By | May 15, 2017

In these days of budget cuts and limited resources, it’s often the case that fine arts classes are the first to be cut. This is unfortunate, since a well-rounded education must include the arts. Studying the arts, whether in the academic study of art appreciation, or learning how to actually do art, is crucial to teach young people how to think creatively and independently. Some studies have shown that students that participate in a strong art education program demonstrate higher performance in other academic areas. Expert conjecture this is due to the fact that when people do art, they exercise the right hemisphere of the brain, where higher reasoning functioning occurs.

Art education is an area of learning based upon the visual, tangible arts, such as drawing, painting, sculpture, and design in jewelry, pottery, weaving, and fabrics. These days, it includes photography, video, film, design, and computer art.

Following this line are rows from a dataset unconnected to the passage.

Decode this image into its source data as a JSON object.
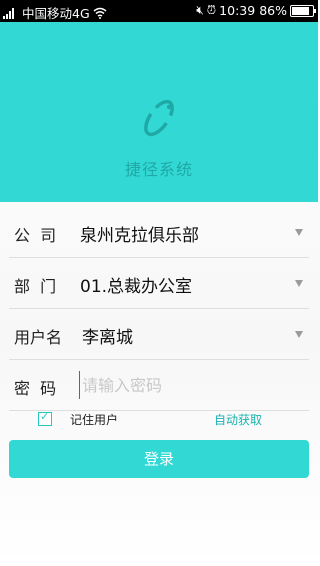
{
  "status_bar": {
    "carrier": "中国移动4G",
    "time": "10:39",
    "battery": "86%",
    "icons": [
      "signal-icon",
      "wifi-icon",
      "mute-icon",
      "alarm-icon",
      "battery-icon"
    ]
  },
  "header": {
    "app_title": "捷径系统",
    "accent_color": "#32d9d4"
  },
  "form": {
    "company": {
      "label": "公  司",
      "value": "泉州克拉俱乐部"
    },
    "department": {
      "label": "部  门",
      "value": "01.总裁办公室"
    },
    "username": {
      "label": "用户名",
      "value": "李离城"
    },
    "password": {
      "label": "密  码",
      "placeholder": "请输入密码",
      "value": ""
    },
    "remember_label": "记住用户",
    "remember_checked": true,
    "auto_fetch": "自动获取",
    "login_button": "登录"
  }
}
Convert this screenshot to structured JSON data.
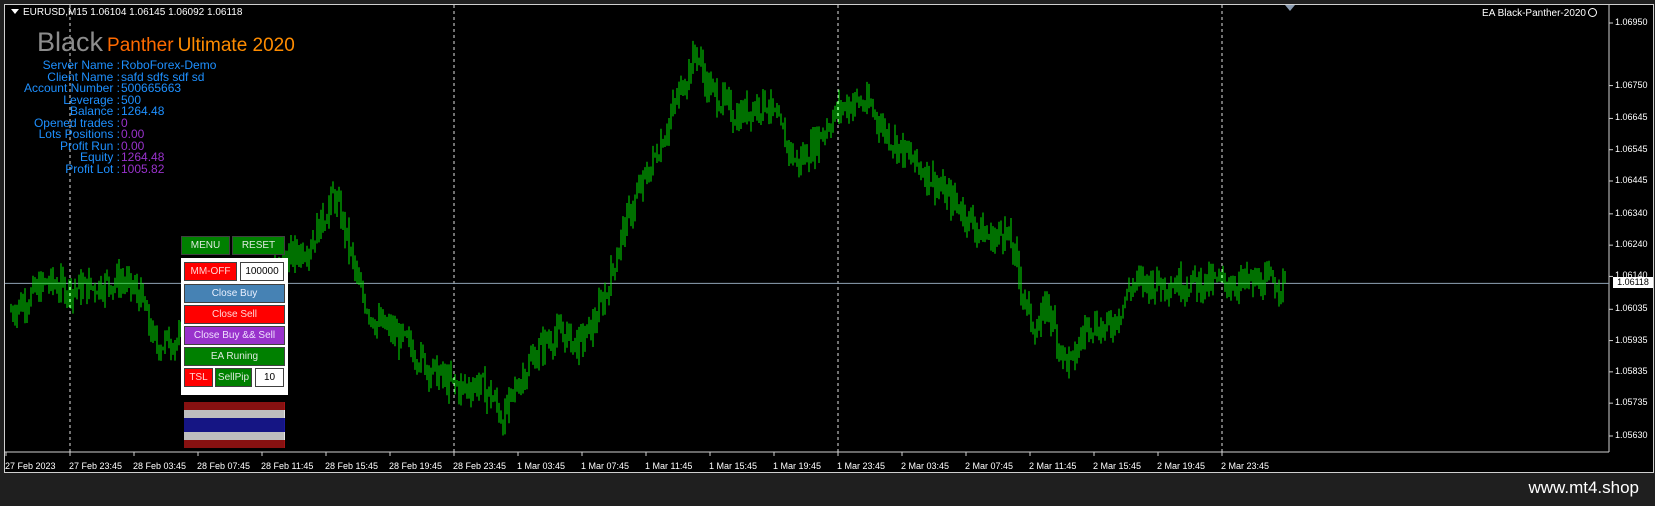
{
  "header": {
    "symbol_line": "EURUSD,M15  1.06104 1.06145 1.06092 1.06118",
    "ea_label": "EA Black-Panther-2020"
  },
  "logo": {
    "word1": "Black",
    "word2": "Panther",
    "word3": "Ultimate 2020"
  },
  "info": [
    {
      "label": "Server Name :",
      "value": "RoboForex-Demo",
      "value_color": "#1e90ff"
    },
    {
      "label": "Client Name :",
      "value": "safd     sdfs sdf  sd",
      "value_color": "#1e90ff"
    },
    {
      "label": "Account Number :",
      "value": "500665663",
      "value_color": "#1e90ff"
    },
    {
      "label": "Leverage :",
      "value": "500",
      "value_color": "#1e90ff"
    },
    {
      "label": "Balance :",
      "value": "1264.48",
      "value_color": "#1e90ff"
    },
    {
      "label": "Opened trades :",
      "value": "0",
      "value_color": "#9932cc"
    },
    {
      "label": "Lots Positions :",
      "value": "0.00",
      "value_color": "#9932cc"
    },
    {
      "label": "Profit Run :",
      "value": "0.00",
      "value_color": "#9932cc"
    },
    {
      "label": "Equity :",
      "value": "1264.48",
      "value_color": "#9932cc"
    },
    {
      "label": "Profit Lot :",
      "value": "1005.82",
      "value_color": "#9932cc"
    }
  ],
  "panel": {
    "menu": "MENU",
    "reset": "RESET",
    "mm_off": "MM-OFF",
    "mm_value": "100000",
    "close_buy": "Close Buy",
    "close_sell": "Close Sell",
    "close_both": "Close Buy && Sell",
    "ea_running": "EA Runing",
    "tsl": "TSL",
    "sellpip": "SellPip",
    "pip_value": "10"
  },
  "footer": {
    "url": "www.mt4.shop"
  },
  "chart_data": {
    "type": "candlestick",
    "series": "EURUSD M15",
    "price_axis": [
      "1.06950",
      "1.06750",
      "1.06645",
      "1.06545",
      "1.06445",
      "1.06340",
      "1.06240",
      "1.06140",
      "1.06035",
      "1.05935",
      "1.05835",
      "1.05735",
      "1.05630"
    ],
    "current_price": "1.06118",
    "ylim": [
      1.0563,
      1.0695
    ],
    "time_labels": [
      "27 Feb 2023",
      "27 Feb 23:45",
      "28 Feb 03:45",
      "28 Feb 07:45",
      "28 Feb 11:45",
      "28 Feb 15:45",
      "28 Feb 19:45",
      "28 Feb 23:45",
      "1 Mar 03:45",
      "1 Mar 07:45",
      "1 Mar 11:45",
      "1 Mar 15:45",
      "1 Mar 19:45",
      "1 Mar 23:45",
      "2 Mar 03:45",
      "2 Mar 07:45",
      "2 Mar 11:45",
      "2 Mar 15:45",
      "2 Mar 19:45",
      "2 Mar 23:45"
    ],
    "day_separators_at": [
      "27 Feb 23:45",
      "28 Feb 23:45",
      "1 Mar 23:45",
      "2 Mar 23:45"
    ],
    "price_path": [
      [
        0,
        1.0603
      ],
      [
        0.02,
        1.0608
      ],
      [
        0.035,
        1.0612
      ],
      [
        0.06,
        1.061
      ],
      [
        0.085,
        1.0611
      ],
      [
        0.11,
        1.0613
      ],
      [
        0.13,
        1.0608
      ],
      [
        0.145,
        1.0592
      ],
      [
        0.165,
        1.0594
      ],
      [
        0.18,
        1.0591
      ],
      [
        0.2,
        1.06
      ],
      [
        0.215,
        1.061
      ],
      [
        0.23,
        1.061
      ],
      [
        0.245,
        1.0614
      ],
      [
        0.26,
        1.0616
      ],
      [
        0.28,
        1.062
      ],
      [
        0.3,
        1.0624
      ],
      [
        0.31,
        1.063
      ],
      [
        0.325,
        1.064
      ],
      [
        0.335,
        1.063
      ],
      [
        0.35,
        1.061
      ],
      [
        0.365,
        1.06
      ],
      [
        0.38,
        1.0597
      ],
      [
        0.4,
        1.0592
      ],
      [
        0.42,
        1.0585
      ],
      [
        0.44,
        1.058
      ],
      [
        0.455,
        1.0578
      ],
      [
        0.47,
        1.058
      ],
      [
        0.485,
        1.0575
      ],
      [
        0.495,
        1.0568
      ],
      [
        0.51,
        1.058
      ],
      [
        0.525,
        1.0588
      ],
      [
        0.54,
        1.0594
      ],
      [
        0.555,
        1.0596
      ],
      [
        0.57,
        1.0592
      ],
      [
        0.585,
        1.0598
      ],
      [
        0.6,
        1.061
      ],
      [
        0.615,
        1.0628
      ],
      [
        0.63,
        1.064
      ],
      [
        0.645,
        1.065
      ],
      [
        0.66,
        1.0662
      ],
      [
        0.675,
        1.0675
      ],
      [
        0.69,
        1.0686
      ],
      [
        0.7,
        1.0675
      ],
      [
        0.715,
        1.067
      ],
      [
        0.73,
        1.0665
      ],
      [
        0.745,
        1.0668
      ],
      [
        0.76,
        1.067
      ],
      [
        0.775,
        1.066
      ],
      [
        0.79,
        1.065
      ],
      [
        0.805,
        1.0655
      ],
      [
        0.82,
        1.0662
      ],
      [
        0.835,
        1.0668
      ],
      [
        0.85,
        1.067
      ],
      [
        0.865,
        1.0668
      ],
      [
        0.88,
        1.066
      ],
      [
        0.895,
        1.0655
      ],
      [
        0.91,
        1.065
      ],
      [
        0.925,
        1.0646
      ],
      [
        0.94,
        1.064
      ],
      [
        0.955,
        1.0636
      ],
      [
        0.97,
        1.063
      ],
      [
        0.985,
        1.0626
      ],
      [
        1.0,
        1.0628
      ]
    ],
    "price_path2": [
      [
        0,
        1.0628
      ],
      [
        0.03,
        1.0622
      ],
      [
        0.06,
        1.061
      ],
      [
        0.09,
        1.06
      ],
      [
        0.12,
        1.0597
      ],
      [
        0.15,
        1.0606
      ],
      [
        0.18,
        1.0596
      ],
      [
        0.21,
        1.0588
      ],
      [
        0.24,
        1.0586
      ],
      [
        0.27,
        1.0594
      ],
      [
        0.3,
        1.06
      ],
      [
        0.33,
        1.0598
      ],
      [
        0.36,
        1.0597
      ],
      [
        0.39,
        1.06
      ],
      [
        0.42,
        1.0605
      ],
      [
        0.45,
        1.0611
      ],
      [
        0.48,
        1.0612
      ]
    ]
  }
}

The first art schools were mentioned by Plato in 400 B.C. Art was taught in Europe through the Method system for centuries. Artists, like most guilds, took on apprentices who learned their trade. During the Renaissance, more formal training took place in art studios. Design was emphasized more than the fine arts, so schools of design were founded throughout Europe during the 18th century. In modern times, art education takes place across the generations in community-based institutions and organizations like museums, local arts agencies, recreation centers, places of worship, social service agencies, prisons, and schools.

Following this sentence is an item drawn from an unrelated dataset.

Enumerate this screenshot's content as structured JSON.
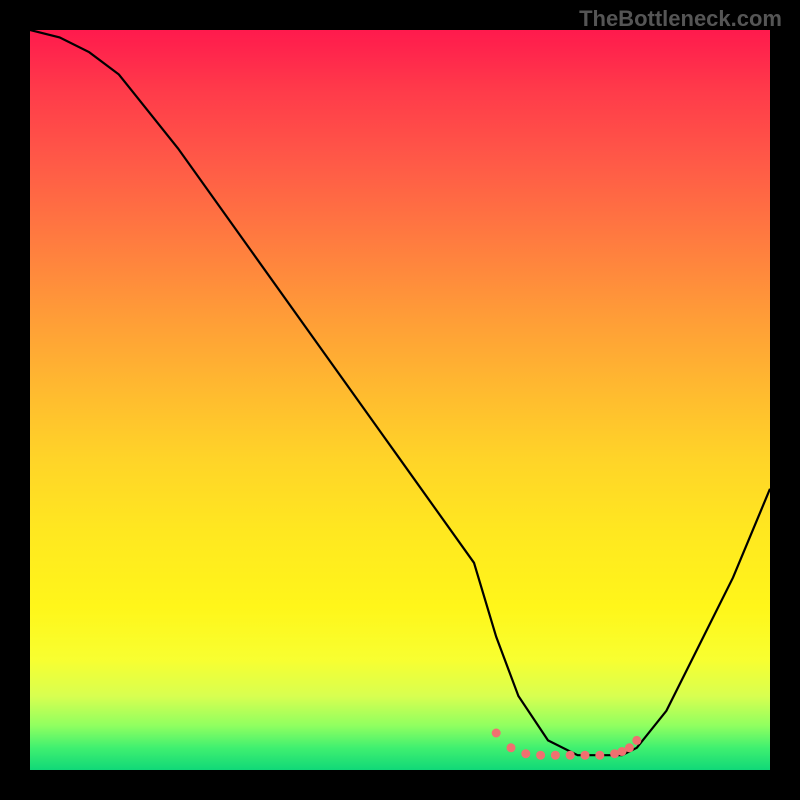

There are thousands of art education curricular models, or ways to teach art appreciation and how to do art. Some experts insist that drawing is the basis of all Western art education, at least since the Renaissance. Once you teach someone how to draw, they say, you can teach them all other forms of art because drawing is an empirical activity that involves seeing, interpreting, and discovering the appropriate marks to reproduce an observed phenomena.

Many state that an important part of a well-rounded education is at least a basic understanding of art history, including the numerous movements in art throughout the ages. A good understanding of art history, however, includes more than memorizing artists, their works, and when they were created. It involves an understanding of the trends in the art world. Even artists should have a good comprehension of the history of art, if they are to find out how they wish to express themselves to the world.

A good artist needs both an in-depth education in the history and appreciation of art and lots of studio time. Most art schools devote thirty percent of their coursework to academic fields of study, like art appreciation and art history. How can you develop your artistic vision if you don’t know what’s gone before?

It has been said, “We stand on the shoulders of giants.” This is especially true in the art world. You need to be able to answer when someone asks who your influences are. What does it mean to be a post-modern painter, for example? Or an abstract impressionist? Only a well-rounded education in the arts will help you answer those questions, and how they apply to you and your work.

Peter Dranitsin is a self taught and self representing abstract artist. He grew up in the family where his mother a professional artist and his father a professional photographer.